*** Data section Section Begins ***

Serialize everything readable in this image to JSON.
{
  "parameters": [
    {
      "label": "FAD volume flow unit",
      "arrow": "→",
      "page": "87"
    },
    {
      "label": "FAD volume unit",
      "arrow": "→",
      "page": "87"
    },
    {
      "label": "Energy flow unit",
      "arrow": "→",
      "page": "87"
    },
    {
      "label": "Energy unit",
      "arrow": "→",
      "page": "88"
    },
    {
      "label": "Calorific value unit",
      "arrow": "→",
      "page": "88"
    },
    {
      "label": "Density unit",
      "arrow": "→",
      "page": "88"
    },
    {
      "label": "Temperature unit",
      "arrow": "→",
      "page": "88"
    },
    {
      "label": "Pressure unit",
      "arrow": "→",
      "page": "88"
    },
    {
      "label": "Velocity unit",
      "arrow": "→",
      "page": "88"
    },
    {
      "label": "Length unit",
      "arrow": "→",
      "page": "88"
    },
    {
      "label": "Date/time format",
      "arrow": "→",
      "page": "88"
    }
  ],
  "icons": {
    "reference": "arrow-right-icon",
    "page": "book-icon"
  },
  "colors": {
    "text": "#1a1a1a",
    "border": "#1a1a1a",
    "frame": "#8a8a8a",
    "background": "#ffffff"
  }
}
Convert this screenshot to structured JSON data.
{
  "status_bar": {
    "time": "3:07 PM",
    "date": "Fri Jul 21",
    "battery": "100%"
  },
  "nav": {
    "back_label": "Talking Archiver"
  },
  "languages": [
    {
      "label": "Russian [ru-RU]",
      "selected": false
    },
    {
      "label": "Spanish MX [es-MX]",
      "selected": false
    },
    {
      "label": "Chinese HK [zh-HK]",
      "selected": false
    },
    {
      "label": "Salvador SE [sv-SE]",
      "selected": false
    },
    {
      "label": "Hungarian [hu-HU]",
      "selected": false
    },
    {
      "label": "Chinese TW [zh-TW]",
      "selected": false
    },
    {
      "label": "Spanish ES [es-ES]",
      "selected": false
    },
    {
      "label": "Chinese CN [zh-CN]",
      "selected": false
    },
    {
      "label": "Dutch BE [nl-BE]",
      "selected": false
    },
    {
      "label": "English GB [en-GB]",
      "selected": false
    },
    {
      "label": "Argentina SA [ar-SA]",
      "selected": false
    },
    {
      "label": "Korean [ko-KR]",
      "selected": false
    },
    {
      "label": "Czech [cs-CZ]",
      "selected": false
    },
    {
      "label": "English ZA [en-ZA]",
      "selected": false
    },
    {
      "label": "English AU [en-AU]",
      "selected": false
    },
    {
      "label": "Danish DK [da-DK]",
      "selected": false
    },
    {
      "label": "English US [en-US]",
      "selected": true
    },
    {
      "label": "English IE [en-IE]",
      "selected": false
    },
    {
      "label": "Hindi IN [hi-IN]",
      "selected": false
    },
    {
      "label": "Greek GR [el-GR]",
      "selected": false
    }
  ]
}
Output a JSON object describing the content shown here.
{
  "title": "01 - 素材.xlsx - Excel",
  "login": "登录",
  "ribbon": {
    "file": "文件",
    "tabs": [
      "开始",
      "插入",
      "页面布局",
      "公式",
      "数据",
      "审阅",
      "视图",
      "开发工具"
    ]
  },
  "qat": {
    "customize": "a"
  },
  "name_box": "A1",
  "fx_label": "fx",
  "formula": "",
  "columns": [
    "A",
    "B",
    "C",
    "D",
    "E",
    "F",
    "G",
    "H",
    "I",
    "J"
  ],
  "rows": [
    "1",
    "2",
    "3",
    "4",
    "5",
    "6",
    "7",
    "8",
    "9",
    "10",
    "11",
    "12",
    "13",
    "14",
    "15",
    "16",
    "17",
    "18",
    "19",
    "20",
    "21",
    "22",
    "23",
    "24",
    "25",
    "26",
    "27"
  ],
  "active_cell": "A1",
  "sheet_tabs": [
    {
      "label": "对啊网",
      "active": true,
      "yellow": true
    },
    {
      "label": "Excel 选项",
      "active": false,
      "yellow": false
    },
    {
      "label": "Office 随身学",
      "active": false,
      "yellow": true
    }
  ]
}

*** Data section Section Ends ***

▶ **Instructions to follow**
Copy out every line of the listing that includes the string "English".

▶ **Task solution**
      "label": "English GB [en-GB]",
      "label": "English ZA [en-ZA]",
      "label": "English AU [en-AU]",
      "label": "English US [en-US]",
      "label": "English IE [en-IE]",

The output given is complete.